    These changes often result in appetite reduction, increased satiety and a decline in the natural appreciation of food. Collectively, these conditions contribute to a condition referred to as the “anorexia of aging.” To further exacerbate the problem, older adults show a reduced ability to adapt to periods of under- or overeating. They gain or lose weight quickly, and do not easily return to their original weight following such periods. This makes the elderly population much more susceptible to unintended (and lasting) changes in weight.

    Another significant factor contributing to weight changes in seniors is medication. A large percentage of seniors take multiple daily medications, many of which cause weight related side effects.

    Signs & Symptoms

    The most obvious symptom of this condition is, of course, sudden or gradual weight loss. Unfortunately, the latter can be difficult to identify, especially when the weight loss occurs over several months. There are other symptoms to be aware of that may contribute to or correlate with unintentional weight loss. These include:

  • Clinical or situational depression: Depression may reduce appetite and/or the enjoyment of food. Neglect of self-care is also associated with several forms of depression and mental illness.
  • Impaired sense of taste and smell: Diminished senses are considered to be a normal among adults of advanced age, and can be exacerbated by illness or medications.

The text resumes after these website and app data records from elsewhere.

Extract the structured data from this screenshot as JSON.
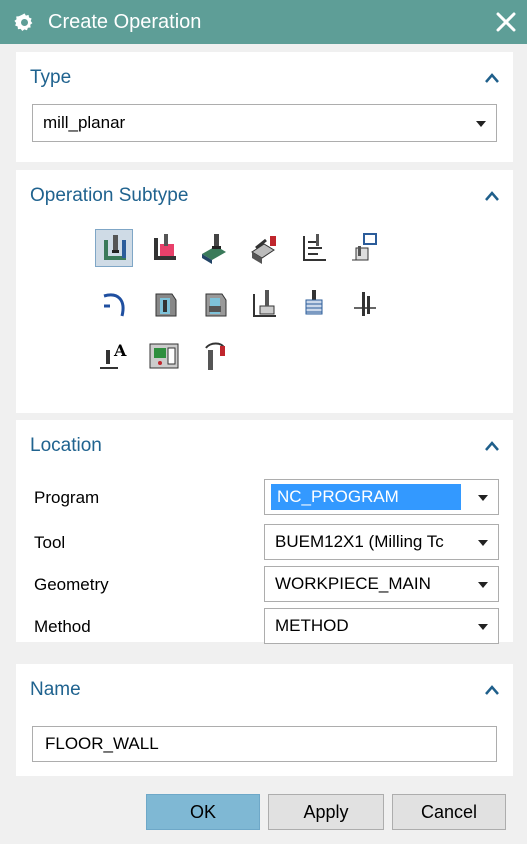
{
  "window": {
    "title": "Create Operation",
    "icon": "gear-icon",
    "accent": "#5e9e97"
  },
  "type_section": {
    "title": "Type",
    "selected": "mill_planar"
  },
  "subtype_section": {
    "title": "Operation Subtype",
    "icons": [
      "floor-wall-icon",
      "floor-wall-ipw-icon",
      "face-milling-icon",
      "face-milling-manual-icon",
      "planar-mill-icon",
      "planar-profile-icon",
      "cleanup-corners-icon",
      "finish-walls-icon",
      "finish-floor-icon",
      "groove-milling-icon",
      "hole-milling-icon",
      "thread-milling-icon",
      "planar-text-icon",
      "mill-control-icon",
      "mill-user-icon"
    ],
    "selected_index": 0
  },
  "location_section": {
    "title": "Location",
    "fields": [
      {
        "label": "Program",
        "value": "NC_PROGRAM",
        "highlighted": true
      },
      {
        "label": "Tool",
        "value": "BUEM12X1 (Milling Tc"
      },
      {
        "label": "Geometry",
        "value": "WORKPIECE_MAIN"
      },
      {
        "label": "Method",
        "value": "METHOD"
      }
    ]
  },
  "name_section": {
    "title": "Name",
    "value": "FLOOR_WALL"
  },
  "buttons": {
    "ok": "OK",
    "apply": "Apply",
    "cancel": "Cancel"
  },
  "colors": {
    "section_title": "#20638f",
    "ok_button": "#7fb8d4",
    "selection": "#3399ff"
  }
}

This often results in anorexia.
  • Chronic constipation: Many older adults suffer from chronic constipation, which may result from inadequate nutrition. Caregivers should ensure that the seniors in their care are eating properly and addressing any issues with regularity of bowel movements.
  • Loss of appetite: Reduced appetite can result from dental issues, medical conditions, medication and several other causes. Disinterest in food, for any reason, is a cause for concern.
    Family members and caregivers should keep an eye out for any of these symptoms, even if noticeable weight loss has not yet occurred. If caught early, many of the primary causes of unintentional weight loss can be remedied.

    Treatment & Prevention

    The first step in addressing unintentional weight loss in seniors is to identify the underlying cause and provide appropriate treatment. If malnutrition is to blame, providing reliable access to good nutrition is crucial. In many cases, the underlying cause cannot be corrected, so treatment is limited to nutritional intervention.

    There are instances when the factors contributing to malnutrition can be addressed directly. These include:

  • Poverty
  • Limited access to nutritious food
  • Dental issues or oral pain
  • Problems with chewing or swallowing
  • Impaired hearing or vision
  • Arthritis
  • Emotional distress (loss of a loved one)
  • Sedentary lifestyle

    It may be beneficial to involve a social worker and/or a dietitian depending on the specific circumstances. This is particularly true if no identifiable health conditions are contributing to malnutrition or if the senior is living in poverty. Sedentary seniors should be encouraged to become more active, as exercise is a powerful appetite stimulant.

    Oral nutritional supplements can be quite beneficial in preventing or reversing weight loss among elderly adults. Beverages such as Ensure are high in calories and nutrients, and are very convenient for seniors who have a limited ability to prepare nutritious meals. Seniors may need assistance from caregivers or family members to consistently supplement their nutrition so as to achieve maximum benefit.

    Psychological conditions that contribute to weight loss must be addressed promptly, as they can result in rapid loss of body mass if left untreated. Counselling, therapy and perhaps medication may be required to mitigate the effects of the mental condition.

    Other Helpful Posts: